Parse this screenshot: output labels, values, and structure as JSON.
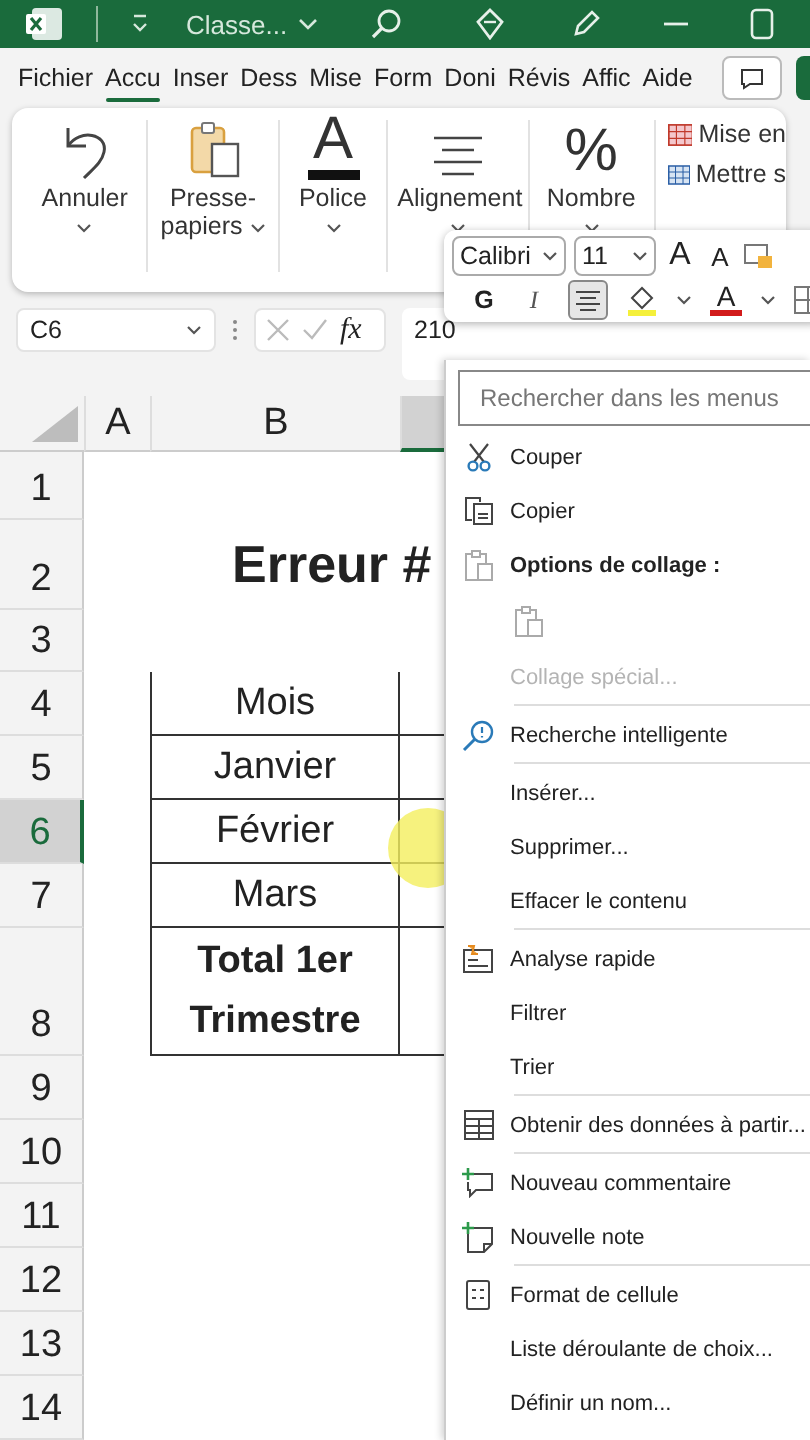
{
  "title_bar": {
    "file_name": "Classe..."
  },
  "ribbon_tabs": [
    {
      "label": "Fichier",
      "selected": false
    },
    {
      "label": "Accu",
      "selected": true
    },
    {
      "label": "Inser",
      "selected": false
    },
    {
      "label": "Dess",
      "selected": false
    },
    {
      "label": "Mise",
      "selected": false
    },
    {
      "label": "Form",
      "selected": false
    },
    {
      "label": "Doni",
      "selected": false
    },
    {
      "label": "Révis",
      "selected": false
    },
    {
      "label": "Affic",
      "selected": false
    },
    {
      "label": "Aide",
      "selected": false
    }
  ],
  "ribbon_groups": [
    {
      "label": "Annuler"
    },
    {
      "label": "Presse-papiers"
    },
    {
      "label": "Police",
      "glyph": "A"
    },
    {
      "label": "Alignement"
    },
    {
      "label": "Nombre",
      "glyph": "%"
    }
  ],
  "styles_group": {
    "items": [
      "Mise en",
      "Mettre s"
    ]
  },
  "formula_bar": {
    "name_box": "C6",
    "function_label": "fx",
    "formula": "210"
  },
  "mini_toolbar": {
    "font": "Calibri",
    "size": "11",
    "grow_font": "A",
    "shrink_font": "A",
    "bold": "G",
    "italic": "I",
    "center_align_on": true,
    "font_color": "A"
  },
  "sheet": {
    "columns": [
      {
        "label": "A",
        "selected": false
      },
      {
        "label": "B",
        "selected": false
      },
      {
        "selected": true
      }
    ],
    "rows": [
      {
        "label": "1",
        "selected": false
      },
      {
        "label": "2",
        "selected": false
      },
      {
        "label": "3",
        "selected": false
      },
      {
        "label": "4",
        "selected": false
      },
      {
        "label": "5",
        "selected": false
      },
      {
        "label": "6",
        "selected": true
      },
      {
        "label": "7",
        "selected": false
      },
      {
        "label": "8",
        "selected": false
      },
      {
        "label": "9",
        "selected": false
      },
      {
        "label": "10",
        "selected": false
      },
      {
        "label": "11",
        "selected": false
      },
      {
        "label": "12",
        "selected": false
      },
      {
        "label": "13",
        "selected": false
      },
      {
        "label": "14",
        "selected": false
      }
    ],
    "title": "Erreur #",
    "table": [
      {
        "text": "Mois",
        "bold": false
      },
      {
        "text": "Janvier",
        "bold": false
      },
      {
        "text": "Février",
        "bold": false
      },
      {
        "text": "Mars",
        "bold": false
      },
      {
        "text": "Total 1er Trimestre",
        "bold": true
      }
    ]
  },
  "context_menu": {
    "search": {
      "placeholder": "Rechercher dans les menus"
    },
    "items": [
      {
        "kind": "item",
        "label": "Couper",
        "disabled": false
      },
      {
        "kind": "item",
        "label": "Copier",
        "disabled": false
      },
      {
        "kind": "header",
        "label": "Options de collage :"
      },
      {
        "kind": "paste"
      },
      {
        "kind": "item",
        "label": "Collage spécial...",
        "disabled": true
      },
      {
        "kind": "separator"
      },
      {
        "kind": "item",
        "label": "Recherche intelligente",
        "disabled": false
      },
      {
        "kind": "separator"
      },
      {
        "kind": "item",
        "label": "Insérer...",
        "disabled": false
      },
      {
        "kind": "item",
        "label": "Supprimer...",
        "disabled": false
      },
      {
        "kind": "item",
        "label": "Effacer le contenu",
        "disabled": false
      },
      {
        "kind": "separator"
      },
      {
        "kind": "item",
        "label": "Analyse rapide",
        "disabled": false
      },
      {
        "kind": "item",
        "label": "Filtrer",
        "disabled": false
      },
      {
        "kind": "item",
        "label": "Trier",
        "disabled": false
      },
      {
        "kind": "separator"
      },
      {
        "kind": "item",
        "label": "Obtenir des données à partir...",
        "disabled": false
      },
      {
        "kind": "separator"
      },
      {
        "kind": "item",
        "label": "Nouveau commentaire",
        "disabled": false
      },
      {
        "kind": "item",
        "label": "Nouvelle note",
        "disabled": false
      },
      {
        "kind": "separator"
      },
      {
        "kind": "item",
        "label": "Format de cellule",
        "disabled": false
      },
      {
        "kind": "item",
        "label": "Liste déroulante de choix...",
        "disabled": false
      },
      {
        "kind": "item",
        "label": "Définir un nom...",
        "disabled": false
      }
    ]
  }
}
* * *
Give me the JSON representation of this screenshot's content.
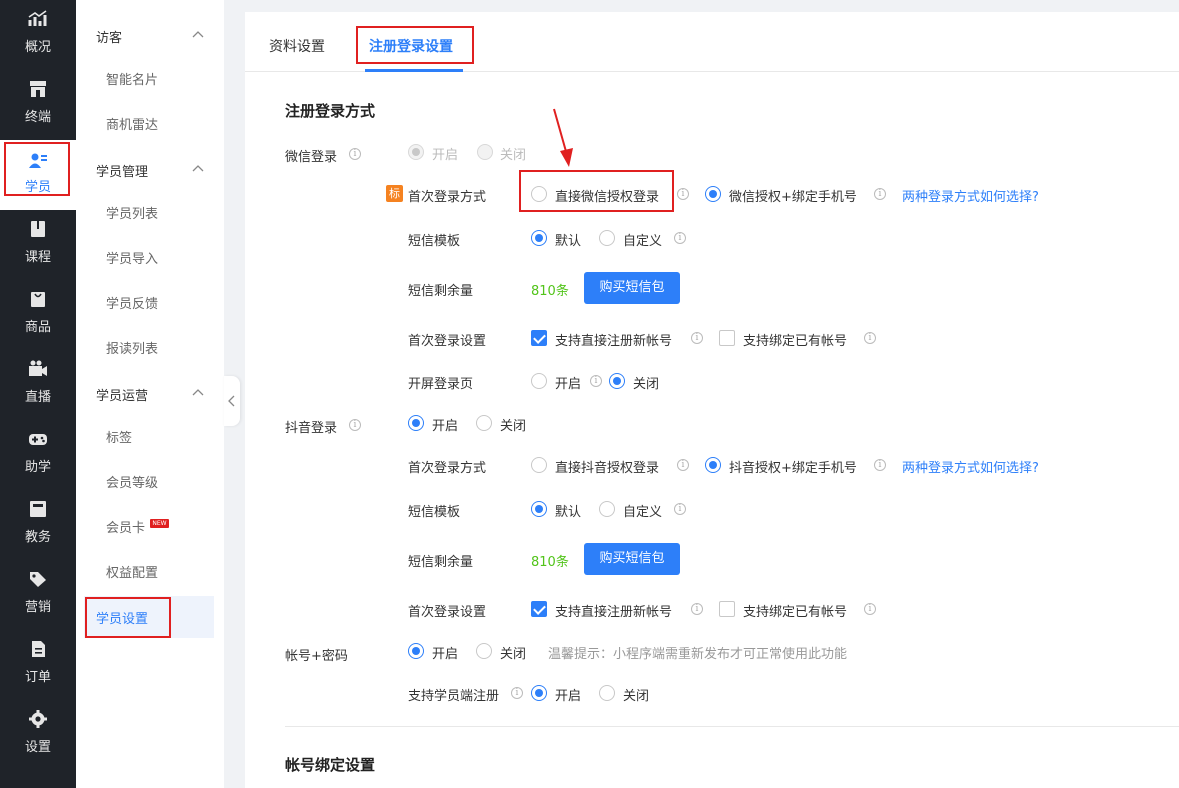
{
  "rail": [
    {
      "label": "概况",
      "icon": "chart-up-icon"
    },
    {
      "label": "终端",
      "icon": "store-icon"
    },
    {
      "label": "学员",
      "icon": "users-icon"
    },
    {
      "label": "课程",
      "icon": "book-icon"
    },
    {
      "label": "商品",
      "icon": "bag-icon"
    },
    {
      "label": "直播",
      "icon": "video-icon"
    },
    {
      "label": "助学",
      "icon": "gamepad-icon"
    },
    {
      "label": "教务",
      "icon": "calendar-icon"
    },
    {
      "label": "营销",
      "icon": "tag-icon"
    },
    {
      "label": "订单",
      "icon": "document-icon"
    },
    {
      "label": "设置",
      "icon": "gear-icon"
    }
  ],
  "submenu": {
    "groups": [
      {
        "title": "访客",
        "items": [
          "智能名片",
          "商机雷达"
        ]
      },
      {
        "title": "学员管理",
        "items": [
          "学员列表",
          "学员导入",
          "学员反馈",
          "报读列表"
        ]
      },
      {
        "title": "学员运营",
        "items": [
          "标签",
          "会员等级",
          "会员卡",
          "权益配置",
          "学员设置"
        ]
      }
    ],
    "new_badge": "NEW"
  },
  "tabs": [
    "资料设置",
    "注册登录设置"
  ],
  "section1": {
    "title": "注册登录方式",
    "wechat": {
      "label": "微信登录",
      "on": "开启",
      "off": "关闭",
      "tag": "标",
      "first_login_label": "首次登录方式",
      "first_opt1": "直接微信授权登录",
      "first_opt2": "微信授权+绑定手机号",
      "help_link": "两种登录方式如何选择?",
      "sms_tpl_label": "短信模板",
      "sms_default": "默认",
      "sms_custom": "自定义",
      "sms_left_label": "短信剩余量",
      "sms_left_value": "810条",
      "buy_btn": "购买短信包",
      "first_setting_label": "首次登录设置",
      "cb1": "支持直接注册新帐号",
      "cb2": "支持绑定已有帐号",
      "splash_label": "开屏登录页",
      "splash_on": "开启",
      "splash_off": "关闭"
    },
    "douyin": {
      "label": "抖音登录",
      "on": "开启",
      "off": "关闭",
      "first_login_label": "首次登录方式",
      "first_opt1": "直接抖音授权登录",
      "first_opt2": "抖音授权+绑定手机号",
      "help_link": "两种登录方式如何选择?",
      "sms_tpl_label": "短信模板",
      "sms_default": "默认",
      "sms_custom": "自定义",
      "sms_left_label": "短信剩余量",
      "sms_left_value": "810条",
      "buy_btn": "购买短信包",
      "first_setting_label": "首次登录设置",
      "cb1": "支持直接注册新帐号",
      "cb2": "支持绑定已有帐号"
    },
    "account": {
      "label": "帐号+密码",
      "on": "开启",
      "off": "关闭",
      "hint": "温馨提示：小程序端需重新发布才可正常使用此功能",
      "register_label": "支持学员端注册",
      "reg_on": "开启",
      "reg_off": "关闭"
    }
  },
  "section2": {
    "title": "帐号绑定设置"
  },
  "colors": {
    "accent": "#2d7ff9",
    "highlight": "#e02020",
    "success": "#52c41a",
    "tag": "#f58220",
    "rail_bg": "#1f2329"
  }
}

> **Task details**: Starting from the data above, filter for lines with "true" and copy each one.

> **Task answer**:
      "selected": true
    "center_align_on": true,
        "selected": true
        "selected": true
        "bold": true
        "disabled": true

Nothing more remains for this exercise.